Material for the task>
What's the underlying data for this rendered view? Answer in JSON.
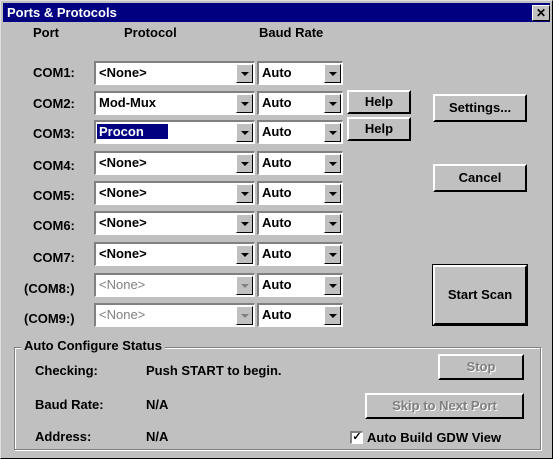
{
  "window": {
    "title": "Ports & Protocols",
    "close_glyph": "✕"
  },
  "headers": {
    "port": "Port",
    "protocol": "Protocol",
    "baud": "Baud Rate"
  },
  "ports": [
    {
      "label": "COM1:",
      "protocol": "<None>",
      "baud": "Auto",
      "enabled": true
    },
    {
      "label": "COM2:",
      "protocol": "Mod-Mux",
      "baud": "Auto",
      "enabled": true
    },
    {
      "label": "COM3:",
      "protocol": "Procon",
      "baud": "Auto",
      "enabled": true
    },
    {
      "label": "COM4:",
      "protocol": "<None>",
      "baud": "Auto",
      "enabled": true
    },
    {
      "label": "COM5:",
      "protocol": "<None>",
      "baud": "Auto",
      "enabled": true
    },
    {
      "label": "COM6:",
      "protocol": "<None>",
      "baud": "Auto",
      "enabled": true
    },
    {
      "label": "COM7:",
      "protocol": "<None>",
      "baud": "Auto",
      "enabled": true
    },
    {
      "label": "(COM8:)",
      "protocol": "<None>",
      "baud": "Auto",
      "enabled": false
    },
    {
      "label": "(COM9:)",
      "protocol": "<None>",
      "baud": "Auto",
      "enabled": false
    }
  ],
  "buttons": {
    "help": "Help",
    "settings": "Settings...",
    "cancel": "Cancel",
    "start_scan": "Start Scan",
    "stop": "Stop",
    "skip": "Skip to Next Port"
  },
  "status": {
    "group_title": "Auto Configure Status",
    "checking_label": "Checking:",
    "checking_value": "Push START to begin.",
    "baud_label": "Baud Rate:",
    "baud_value": "N/A",
    "address_label": "Address:",
    "address_value": "N/A"
  },
  "auto_build": {
    "label": "Auto Build GDW View",
    "checked": true,
    "check_glyph": "✓"
  }
}
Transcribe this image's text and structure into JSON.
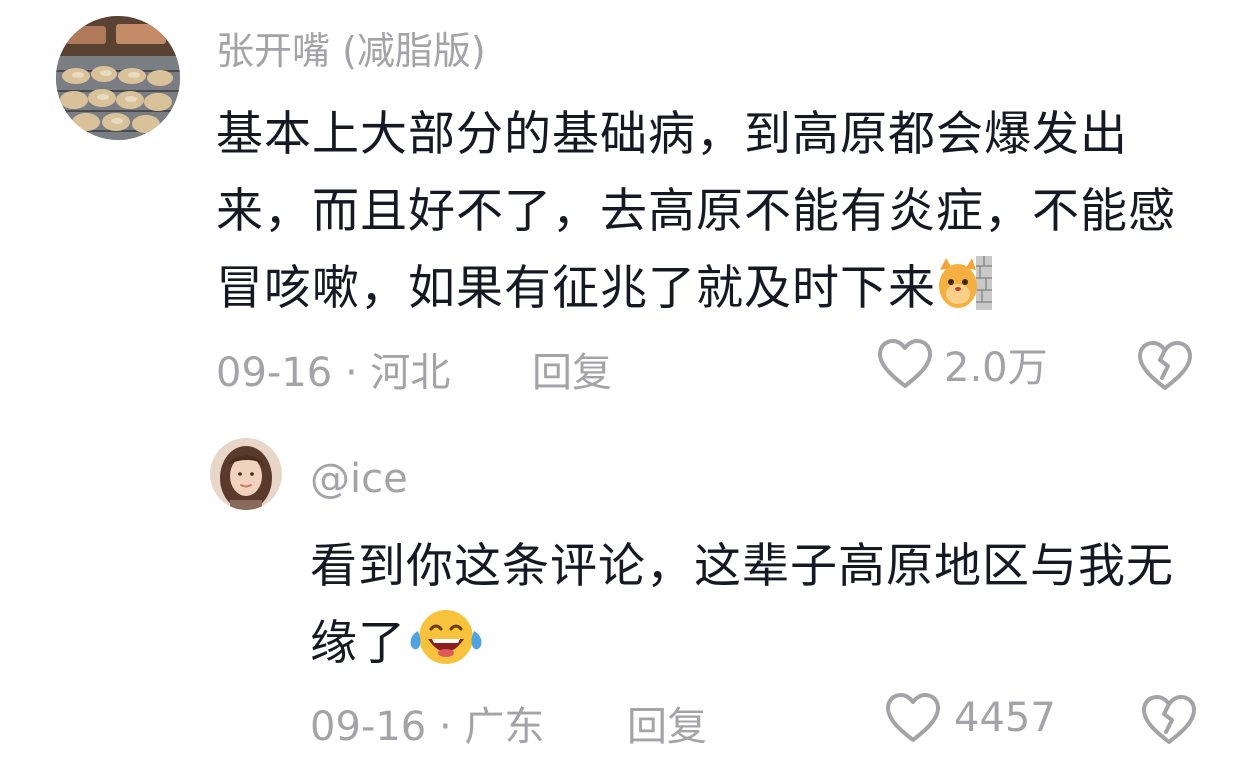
{
  "comments": [
    {
      "username": "张开嘴 (减脂版)",
      "content": "基本上大部分的基础病，到高原都会爆发出来，而且好不了，去高原不能有炎症，不能感冒咳嗽，如果有征兆了就及时下来",
      "emoji": "cat-peeking-wall-emoji",
      "date_location": "09-16 · 河北",
      "reply_label": "回复",
      "like_count": "2.0万",
      "avatar": "oysters-photo-avatar"
    },
    {
      "username": "@ice",
      "content": "看到你这条评论，这辈子高原地区与我无缘了",
      "emoji": "tears-of-joy-emoji",
      "date_location": "09-16 · 广东",
      "reply_label": "回复",
      "like_count": "4457",
      "avatar": "woman-portrait-avatar"
    }
  ],
  "colors": {
    "text_primary": "#161823",
    "text_secondary": "#a3a3a8",
    "background": "#ffffff"
  }
}
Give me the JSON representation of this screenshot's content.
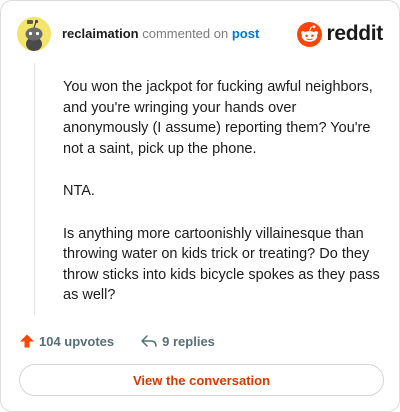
{
  "header": {
    "username": "reclaimation",
    "verb": "commented on",
    "post_link": "post",
    "brand": "reddit"
  },
  "comment": {
    "paragraphs": [
      "You won the jackpot for fucking awful neighbors, and you're wringing your hands over anonymously (I assume) reporting them? You're not a saint, pick up the phone.",
      "NTA.",
      "Is anything more cartoonishly villainesque than throwing water on kids trick or treating? Do they throw sticks into kids bicycle spokes as they pass as well?"
    ]
  },
  "actions": {
    "upvotes_label": "104 upvotes",
    "replies_label": "9 replies"
  },
  "cta": {
    "label": "View the conversation"
  },
  "colors": {
    "upvote": "#ff4500",
    "link": "#0079d3",
    "cta_text": "#d93a00",
    "avatar_bg": "#f5e46b"
  },
  "icons": {
    "avatar": "snoo-avatar-icon",
    "brand": "reddit-logo-icon",
    "upvote": "upvote-arrow-icon",
    "reply": "reply-arrow-icon"
  }
}
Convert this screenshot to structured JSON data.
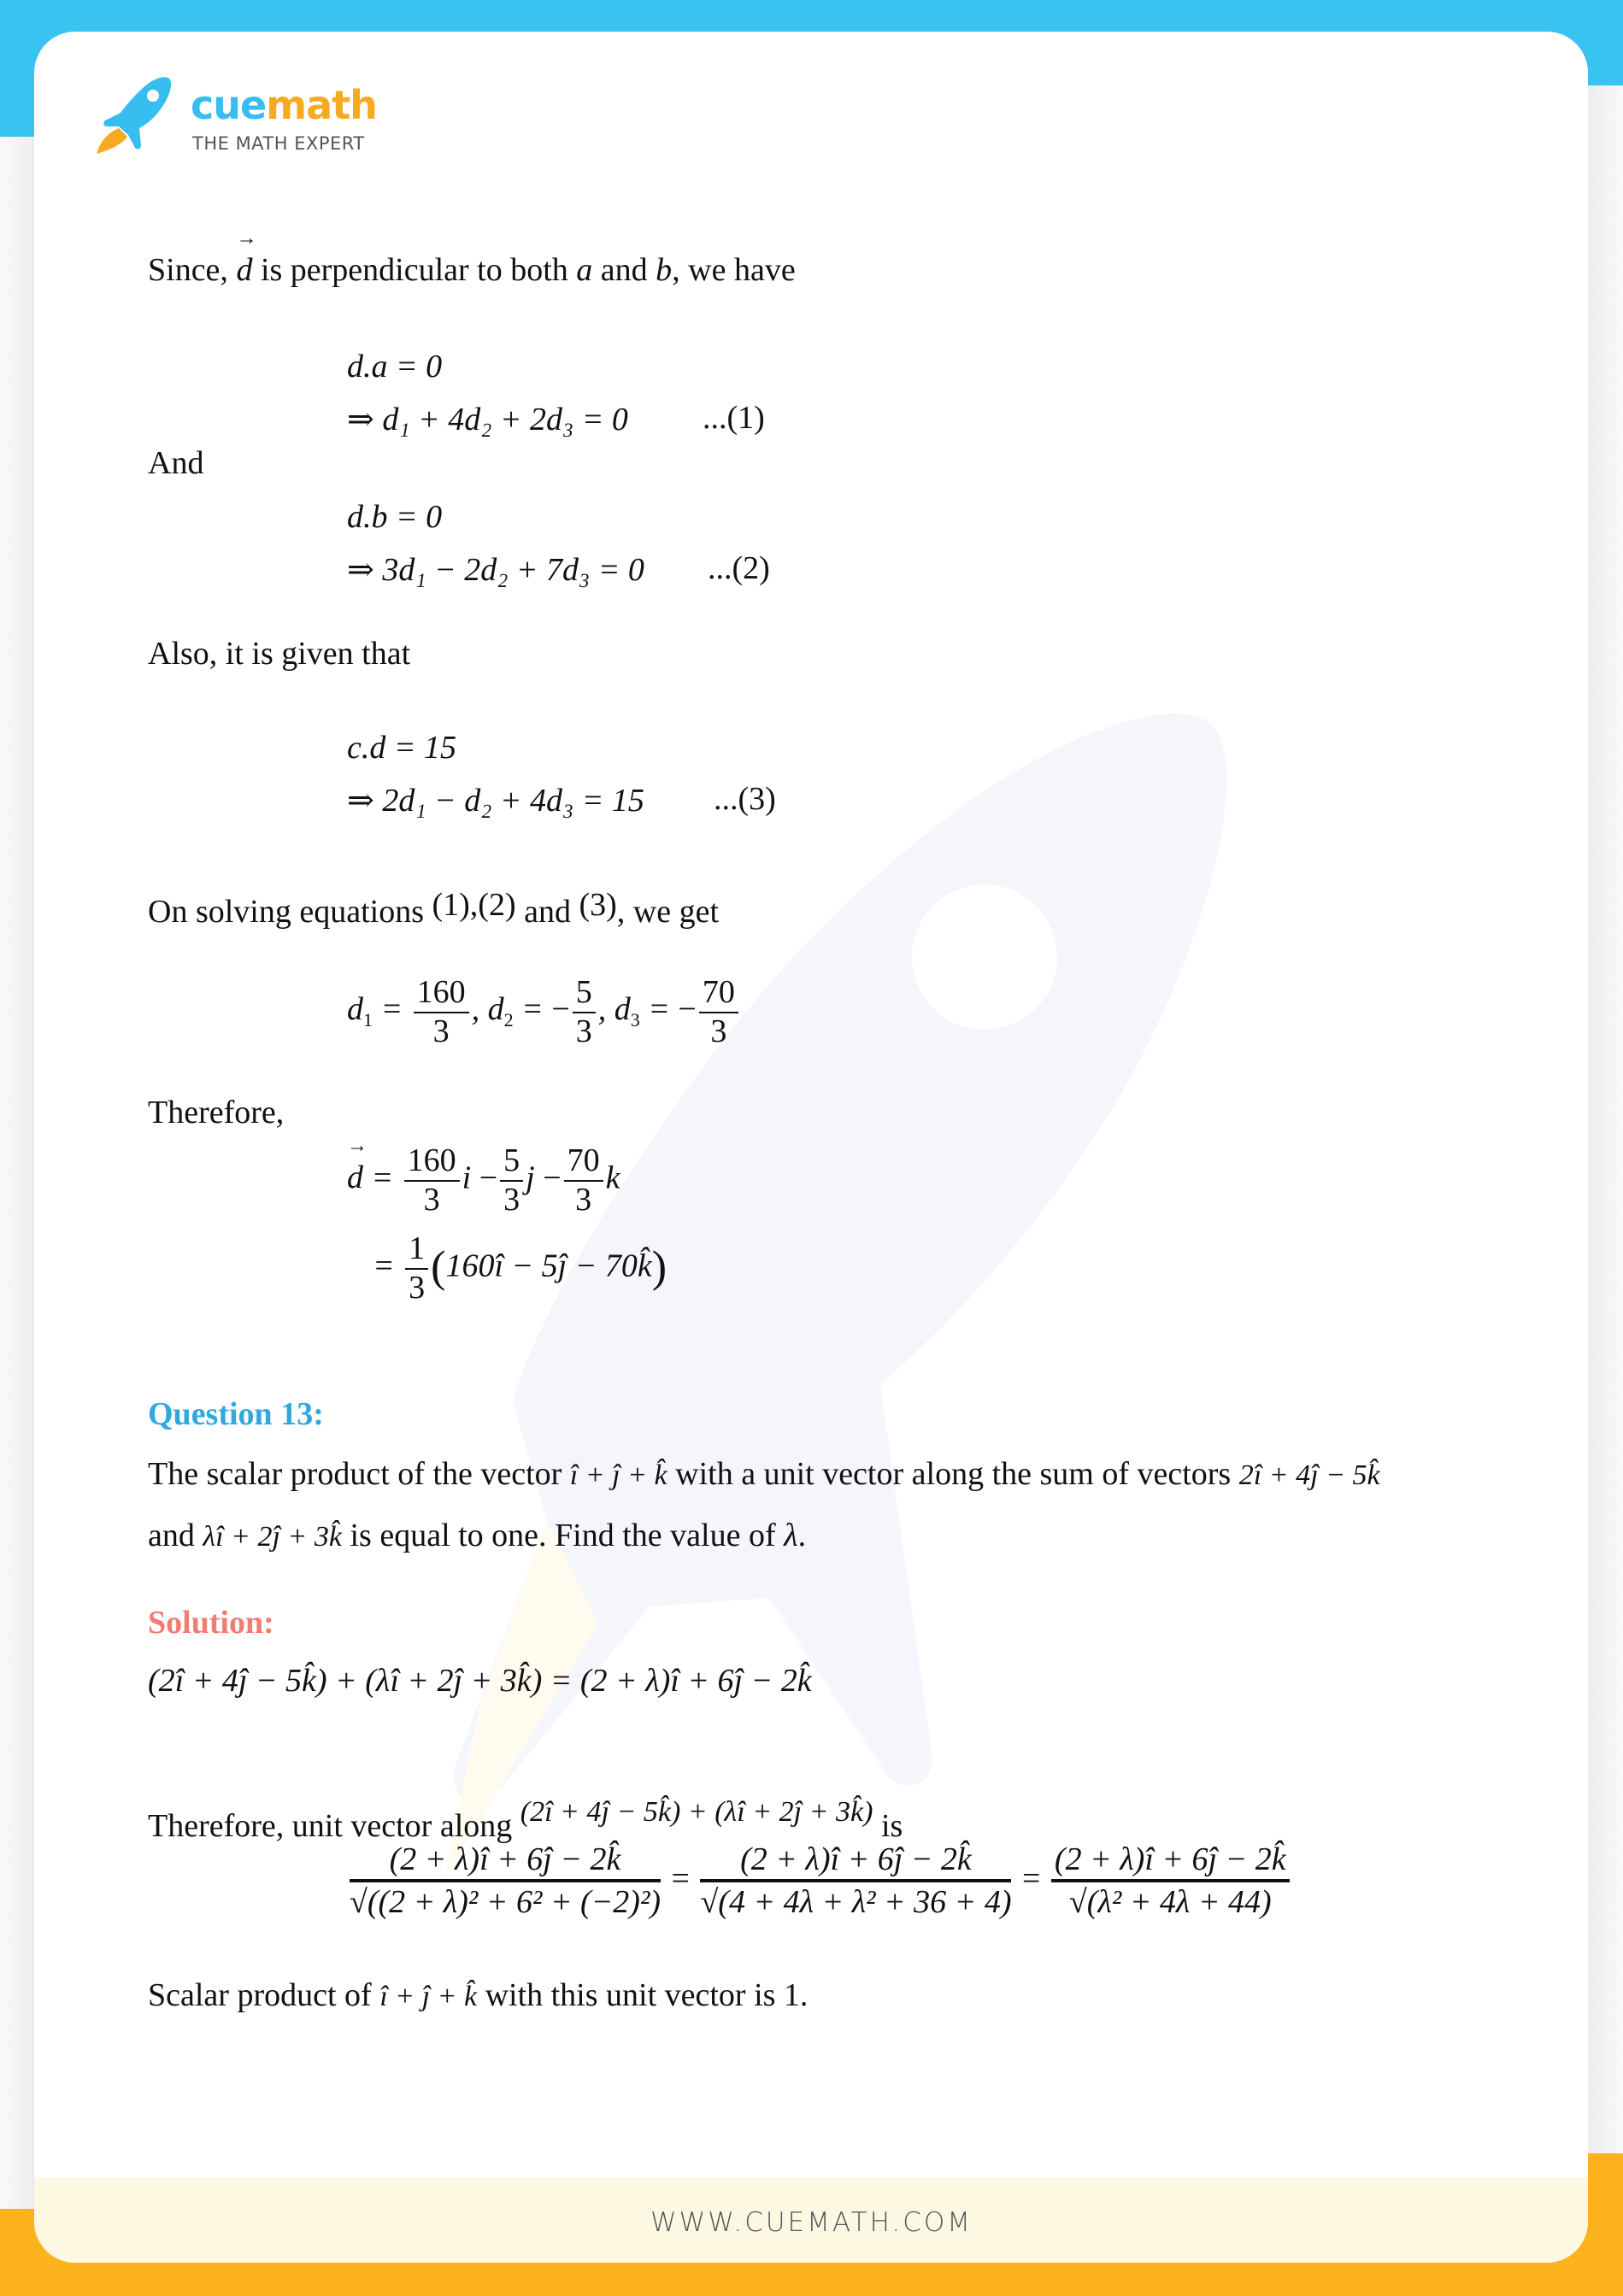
{
  "brand": {
    "name_part1": "cue",
    "name_part2": "math",
    "tagline": "THE MATH EXPERT",
    "footer_url": "WWW.CUEMATH.COM",
    "colors": {
      "blue": "#38c3f1",
      "orange": "#fbb21d",
      "question": "#2fa8e0",
      "solution": "#f07c72"
    }
  },
  "content": {
    "line_since": {
      "pre": "Since, ",
      "d": "d",
      "mid": " is perpendicular to both ",
      "a": "a",
      "and": " and ",
      "b": "b",
      "post": ", we have"
    },
    "eq_da": "d.a = 0",
    "eq_1": {
      "text": "⇒ d₁ + 4d₂ + 2d₃ = 0",
      "tag": "...(1)"
    },
    "and_label": "And",
    "eq_db": "d.b = 0",
    "eq_2": {
      "text": "⇒ 3d₁ − 2d₂ + 7d₃ = 0",
      "tag": "...(2)"
    },
    "also_label": "Also, it is given that",
    "eq_cd": "c.d = 15",
    "eq_3": {
      "text": "⇒ 2d₁ − d₂ + 4d₃ = 15",
      "tag": "...(3)"
    },
    "solving": {
      "pre": "On solving equations ",
      "refs": "(1),(2)",
      "and": " and ",
      "ref3": "(3)",
      "post": ", we get"
    },
    "solution_values": {
      "d1": {
        "label": "d",
        "sub": "1",
        "sign": "",
        "num": "160",
        "den": "3"
      },
      "d2": {
        "label": "d",
        "sub": "2",
        "sign": "−",
        "num": "5",
        "den": "3"
      },
      "d3": {
        "label": "d",
        "sub": "3",
        "sign": "−",
        "num": "70",
        "den": "3"
      }
    },
    "therefore_label": "Therefore,",
    "d_vector": {
      "lhs": "d",
      "terms": [
        {
          "sign": "",
          "num": "160",
          "den": "3",
          "unit": "i"
        },
        {
          "sign": "−",
          "num": "5",
          "den": "3",
          "unit": "j"
        },
        {
          "sign": "−",
          "num": "70",
          "den": "3",
          "unit": "k"
        }
      ],
      "factored": {
        "num": "1",
        "den": "3",
        "body": "160î − 5ĵ − 70k̂"
      }
    },
    "question": {
      "heading": "Question 13:",
      "line1_pre": "The scalar product of the vector ",
      "line1_vec": "î + ĵ + k̂",
      "line1_mid": " with a unit vector along the sum of vectors ",
      "line1_vec2": "2î + 4ĵ − 5k̂",
      "line2_pre": "and ",
      "line2_vec": "λî + 2ĵ + 3k̂",
      "line2_post": " is equal to one. Find the value of ",
      "line2_var": "λ",
      "line2_end": "."
    },
    "solution": {
      "heading": "Solution:",
      "sum_eq": "(2î + 4ĵ − 5k̂) + (λî + 2ĵ + 3k̂) = (2 + λ)î + 6ĵ − 2k̂",
      "unit_pre": "Therefore, unit vector along ",
      "unit_vec": "(2î + 4ĵ − 5k̂) + (λî + 2ĵ + 3k̂)",
      "unit_post": " is",
      "fractions": [
        {
          "num": "(2 + λ)î + 6ĵ − 2k̂",
          "den": "√((2 + λ)² + 6² + (−2)²)"
        },
        {
          "num": "(2 + λ)î + 6ĵ − 2k̂",
          "den": "√(4 + 4λ + λ² + 36 + 4)"
        },
        {
          "num": "(2 + λ)î + 6ĵ − 2k̂",
          "den": "√(λ² + 4λ + 44)"
        }
      ],
      "equals": "=",
      "scalar_pre": "Scalar product of ",
      "scalar_vec": "î + ĵ + k̂",
      "scalar_post": " with this unit vector is 1."
    }
  }
}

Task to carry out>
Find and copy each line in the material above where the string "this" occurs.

Output of the exercise>
What's the underlying data for this rendered view? Answer in JSON.
Transcribe this image's text and structure into JSON.
Give me the JSON representation of this screenshot's content.
Convert this screenshot to structured JSON data.
      "scalar_post": " with this unit vector is 1."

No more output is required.